While Jerry Reinsdorf has reportedly advised the family to sell the Chicago White Sox after he passes, he hasn’t said the same thing about the Bulls, who are too much of a cash cow to give up. If Michael Reinsdorf is merely the second-most powerful person with the franchise today, he is going to be the top dog soon.
Michael Reinsdorf knows he’ll never be a self-made man like his father was. He’s a rich kid who had some success on his own but mostly reached his current position through nepotism. He is, by most accounts, a perfectly nice guy, with stories of personal interactions with frustrated season ticket holders making the rounds last year. That probably makes him a better person than most billionaires (his father’s net worth is an estimated $1.5 billion), but it isn’t the way to save the franchise and forever leave his imprint on it.
To do that, all Michael Reinsdorf has to do is follow his father’s advice, which he gave when he brought his son aboard in 2010.
“I told him to follow the Rocky Wirtz model,” Jerry said to Isaacson in an ESPN interview. “Rocky took over from his father and he’s his own man. In many ways, his father wouldn’t like what he’s doing, but Rocky is successful.
”If Michael needs my opinion, I give it. But only on the condition that he make the decision.”
Wirtz is the son of former Chicago Blackhawks owner Bill Wirtz. The elder Wirtz was widely loathed around the city. When he passed, the Blackhawks quickly won three Stanley Cup championships.

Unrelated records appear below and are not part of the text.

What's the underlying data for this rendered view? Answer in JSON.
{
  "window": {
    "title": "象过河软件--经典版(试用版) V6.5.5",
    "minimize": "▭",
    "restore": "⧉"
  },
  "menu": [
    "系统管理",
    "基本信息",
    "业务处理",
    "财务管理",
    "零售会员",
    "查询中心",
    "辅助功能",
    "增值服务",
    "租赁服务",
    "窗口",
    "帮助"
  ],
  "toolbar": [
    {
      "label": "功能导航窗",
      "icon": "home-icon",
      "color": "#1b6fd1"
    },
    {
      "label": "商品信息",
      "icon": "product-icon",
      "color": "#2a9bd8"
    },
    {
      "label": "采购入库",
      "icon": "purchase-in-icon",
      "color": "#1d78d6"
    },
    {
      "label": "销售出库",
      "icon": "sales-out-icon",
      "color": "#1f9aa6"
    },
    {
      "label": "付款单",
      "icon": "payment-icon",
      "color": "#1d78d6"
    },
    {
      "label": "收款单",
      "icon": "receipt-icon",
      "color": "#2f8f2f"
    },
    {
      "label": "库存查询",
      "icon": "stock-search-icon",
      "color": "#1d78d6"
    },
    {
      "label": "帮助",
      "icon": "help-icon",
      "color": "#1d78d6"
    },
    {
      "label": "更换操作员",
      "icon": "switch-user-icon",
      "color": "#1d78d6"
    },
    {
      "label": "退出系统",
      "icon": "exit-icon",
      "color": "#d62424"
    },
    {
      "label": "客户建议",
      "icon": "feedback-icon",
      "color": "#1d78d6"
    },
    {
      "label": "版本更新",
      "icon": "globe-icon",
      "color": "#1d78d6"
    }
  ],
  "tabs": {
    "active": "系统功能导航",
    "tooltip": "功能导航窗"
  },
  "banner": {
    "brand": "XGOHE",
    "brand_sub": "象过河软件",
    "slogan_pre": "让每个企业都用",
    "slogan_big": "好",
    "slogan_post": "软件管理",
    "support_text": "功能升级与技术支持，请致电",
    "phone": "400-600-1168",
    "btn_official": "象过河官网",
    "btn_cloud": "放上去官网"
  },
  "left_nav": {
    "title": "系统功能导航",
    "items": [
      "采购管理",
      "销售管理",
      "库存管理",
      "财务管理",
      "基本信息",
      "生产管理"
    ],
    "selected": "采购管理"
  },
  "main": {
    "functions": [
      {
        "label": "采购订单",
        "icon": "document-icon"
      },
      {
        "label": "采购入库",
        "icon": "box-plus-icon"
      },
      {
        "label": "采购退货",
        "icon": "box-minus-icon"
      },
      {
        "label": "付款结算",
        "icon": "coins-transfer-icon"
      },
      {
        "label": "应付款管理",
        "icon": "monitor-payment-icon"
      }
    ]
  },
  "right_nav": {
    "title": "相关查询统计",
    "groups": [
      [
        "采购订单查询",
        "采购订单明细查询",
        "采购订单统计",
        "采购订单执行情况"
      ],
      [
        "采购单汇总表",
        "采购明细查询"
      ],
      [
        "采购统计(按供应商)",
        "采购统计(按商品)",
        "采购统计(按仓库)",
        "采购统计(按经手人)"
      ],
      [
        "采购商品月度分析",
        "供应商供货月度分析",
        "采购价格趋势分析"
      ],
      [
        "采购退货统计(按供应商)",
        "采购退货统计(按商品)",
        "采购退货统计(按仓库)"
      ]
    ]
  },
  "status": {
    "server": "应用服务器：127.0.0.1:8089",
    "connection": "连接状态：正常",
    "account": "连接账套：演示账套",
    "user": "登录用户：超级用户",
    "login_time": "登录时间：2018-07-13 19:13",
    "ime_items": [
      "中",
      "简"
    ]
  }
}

What Jerry Reinsdorf really wants is for his son to show a backbone and not be a pushover as a manager. If someone is underperforming, they should be held accountable, particularly when that someone has had the same job for 17 years and has made millions of dollars doing it. Paxson will be fine. He’s an incredibly wealthy 59-year-old man. He won’t get his feelings hurt.
Just because Jerry Reinsdorf’s reputation has been defined by loyalty to even subpar employees doesn’t mean his son’s has to be.
Michael Reinsdorf’s legacy is on the line, and the clock is starting now. Adding a GM to a room with Paxson, Forman, and Collins isn’t going to cut it. What’s going to happen when they disagree on a free agent, a draft pick, or a coach? How are they supposed to attract the best candidate with the old vultures circling in the distance? The fact the Bulls’ current management has supported Boylen — very obviously the most overmatched coach in the NBA — so fervently shows just how incompetent they are. To be the man his father wants him to be, Michael Reinsdorf must clear the room before adding to it.
Jerry Reinsdorf forever endeared himself to the city with Michael Jordan’s Bulls dynasty and with the 2005 world champion Chicago White Sox. He has seven rings and the ball Paul Konerko gave him from the final out of the World Series. His son doesn’t have any of that. What he does have is an opportunity: The same kid who grew up around the Jordan dynasty can be the man who rescued the franchise from itself. What a story that would be. The Bulls’ global fanbase would adore him forever for it.
If the younger Reinsdorf wants to see how it can all go wrong, he needs to look no further than the aforementioned Knicks. Just before the trade deadline, fans in Madison Square Garden chanted “sell the team” in unison at owner James Dolan. Dolan was so rattled he fired Steve Mills and replaced him with Leon Rose immediately. Then he said he issued a statement saying he wasn’t going to sell the team.
According to a recent valuation by Forbes, the Bulls are currently worth $3.2 billion, making them the league’s fourth-most valuable franchise behind the Knicks, Lakers, and Warriors. This is a world-class franchise that continues to be run like a mom-and-pop shop. Right now, the fans want new management, not new ownership. You wonder how long it will last.
All Michael Reinsdorf has to do is stop making an incredibly easy decision so difficult. Fire Paxson. Fire Forman. The fate of the Bulls is resting on it.